Exercise instructions »
Go through the data and copy every line exactly, but not the images.
* * *
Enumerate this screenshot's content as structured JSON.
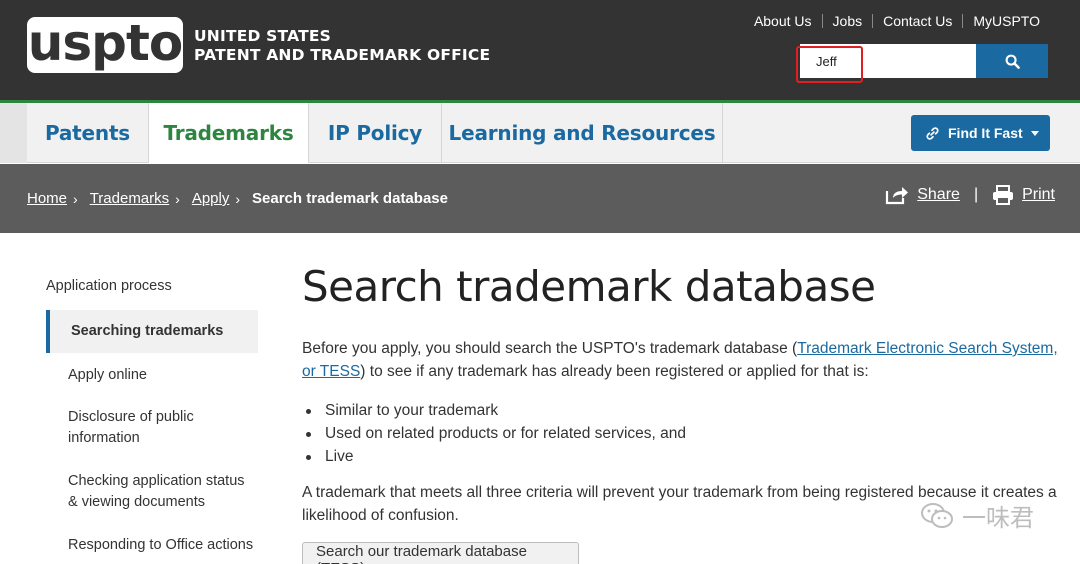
{
  "header": {
    "logo_text": "uspto",
    "agency_line1": "UNITED STATES",
    "agency_line2": "PATENT AND TRADEMARK OFFICE",
    "util_links": [
      "About Us",
      "Jobs",
      "Contact Us",
      "MyUSPTO"
    ],
    "search_value": "Jeff",
    "search_icon": "search-icon",
    "highlight_color": "#e02020"
  },
  "nav": {
    "tabs": [
      "Patents",
      "Trademarks",
      "IP Policy",
      "Learning and Resources"
    ],
    "active_tab": "Trademarks",
    "find_it_fast": "Find It Fast"
  },
  "breadcrumb": {
    "items": [
      "Home",
      "Trademarks",
      "Apply"
    ],
    "current": "Search trademark database",
    "share": "Share",
    "print": "Print"
  },
  "sidebar": {
    "heading": "Application process",
    "items": [
      "Searching trademarks",
      "Apply online",
      "Disclosure of public information",
      "Checking application status & viewing documents",
      "Responding to Office actions"
    ],
    "active_item": "Searching trademarks"
  },
  "main": {
    "title": "Search trademark database",
    "intro_before": "Before you apply, you should search the USPTO's trademark database (",
    "intro_link": "Trademark Electronic Search System, or TESS",
    "intro_after": ") to see if any trademark has already been registered or applied for that is:",
    "bullets": [
      "Similar to your trademark",
      "Used on related products or for related services, and",
      "Live"
    ],
    "paragraph2": "A trademark that meets all three criteria will prevent your trademark from being registered because it creates a likelihood of confusion.",
    "button_label": "Search our trademark database (TESS)"
  },
  "watermark": {
    "text": "一味君"
  },
  "colors": {
    "header_bg": "#333333",
    "brand_blue": "#1a6aa1",
    "brand_green": "#2e8540",
    "crumb_bg": "#5c5c5c"
  }
}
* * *
Task result »
Enumerate this screenshot's content as structured JSON.
{
  "header": {
    "logo_text": "uspto",
    "agency_line1": "UNITED STATES",
    "agency_line2": "PATENT AND TRADEMARK OFFICE",
    "util_links": [
      "About Us",
      "Jobs",
      "Contact Us",
      "MyUSPTO"
    ],
    "search_value": "Jeff",
    "search_icon": "search-icon",
    "highlight_color": "#e02020"
  },
  "nav": {
    "tabs": [
      "Patents",
      "Trademarks",
      "IP Policy",
      "Learning and Resources"
    ],
    "active_tab": "Trademarks",
    "find_it_fast": "Find It Fast"
  },
  "breadcrumb": {
    "items": [
      "Home",
      "Trademarks",
      "Apply"
    ],
    "current": "Search trademark database",
    "share": "Share",
    "print": "Print"
  },
  "sidebar": {
    "heading": "Application process",
    "items": [
      "Searching trademarks",
      "Apply online",
      "Disclosure of public information",
      "Checking application status & viewing documents",
      "Responding to Office actions"
    ],
    "active_item": "Searching trademarks"
  },
  "main": {
    "title": "Search trademark database",
    "intro_before": "Before you apply, you should search the USPTO's trademark database (",
    "intro_link": "Trademark Electronic Search System, or TESS",
    "intro_after": ") to see if any trademark has already been registered or applied for that is:",
    "bullets": [
      "Similar to your trademark",
      "Used on related products or for related services, and",
      "Live"
    ],
    "paragraph2": "A trademark that meets all three criteria will prevent your trademark from being registered because it creates a likelihood of confusion.",
    "button_label": "Search our trademark database (TESS)"
  },
  "watermark": {
    "text": "一味君"
  },
  "colors": {
    "header_bg": "#333333",
    "brand_blue": "#1a6aa1",
    "brand_green": "#2e8540",
    "crumb_bg": "#5c5c5c"
  }
}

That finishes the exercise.